>>>
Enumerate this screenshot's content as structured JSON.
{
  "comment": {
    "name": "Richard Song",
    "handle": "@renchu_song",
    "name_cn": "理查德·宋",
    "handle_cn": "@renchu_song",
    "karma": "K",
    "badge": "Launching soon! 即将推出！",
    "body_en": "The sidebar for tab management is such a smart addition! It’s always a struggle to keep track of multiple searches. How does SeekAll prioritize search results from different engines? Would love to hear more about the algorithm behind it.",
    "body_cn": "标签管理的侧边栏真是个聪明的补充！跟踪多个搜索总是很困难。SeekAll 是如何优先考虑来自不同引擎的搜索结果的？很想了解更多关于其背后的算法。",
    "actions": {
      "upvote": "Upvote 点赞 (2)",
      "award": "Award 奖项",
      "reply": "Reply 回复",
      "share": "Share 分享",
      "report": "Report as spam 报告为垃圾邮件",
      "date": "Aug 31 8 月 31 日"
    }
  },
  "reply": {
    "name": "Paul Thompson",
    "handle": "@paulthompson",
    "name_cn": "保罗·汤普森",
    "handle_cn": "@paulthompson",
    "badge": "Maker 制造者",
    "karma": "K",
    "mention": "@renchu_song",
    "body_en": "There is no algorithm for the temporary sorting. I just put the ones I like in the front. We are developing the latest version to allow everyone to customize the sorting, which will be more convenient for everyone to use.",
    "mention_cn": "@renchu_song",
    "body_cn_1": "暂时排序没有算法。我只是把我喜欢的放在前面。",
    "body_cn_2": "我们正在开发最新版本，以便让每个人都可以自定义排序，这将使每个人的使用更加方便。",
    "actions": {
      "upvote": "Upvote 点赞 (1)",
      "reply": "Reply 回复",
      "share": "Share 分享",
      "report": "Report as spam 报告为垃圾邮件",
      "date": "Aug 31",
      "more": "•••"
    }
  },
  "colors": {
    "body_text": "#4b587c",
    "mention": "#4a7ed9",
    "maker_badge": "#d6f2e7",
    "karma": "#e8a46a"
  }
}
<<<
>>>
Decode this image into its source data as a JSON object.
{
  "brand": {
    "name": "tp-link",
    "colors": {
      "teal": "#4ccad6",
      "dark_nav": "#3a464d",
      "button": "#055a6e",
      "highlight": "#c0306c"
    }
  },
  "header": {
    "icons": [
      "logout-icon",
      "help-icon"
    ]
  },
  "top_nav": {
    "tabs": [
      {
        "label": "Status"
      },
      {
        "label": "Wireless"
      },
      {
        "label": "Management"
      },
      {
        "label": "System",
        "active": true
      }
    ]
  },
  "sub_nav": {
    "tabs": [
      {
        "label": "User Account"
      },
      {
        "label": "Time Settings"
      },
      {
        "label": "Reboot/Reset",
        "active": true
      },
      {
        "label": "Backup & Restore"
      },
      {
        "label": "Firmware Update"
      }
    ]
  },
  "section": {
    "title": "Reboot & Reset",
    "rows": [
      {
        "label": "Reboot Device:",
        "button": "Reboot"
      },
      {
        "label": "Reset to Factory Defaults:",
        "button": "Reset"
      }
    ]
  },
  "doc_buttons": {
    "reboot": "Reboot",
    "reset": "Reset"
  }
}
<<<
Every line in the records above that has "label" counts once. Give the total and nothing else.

11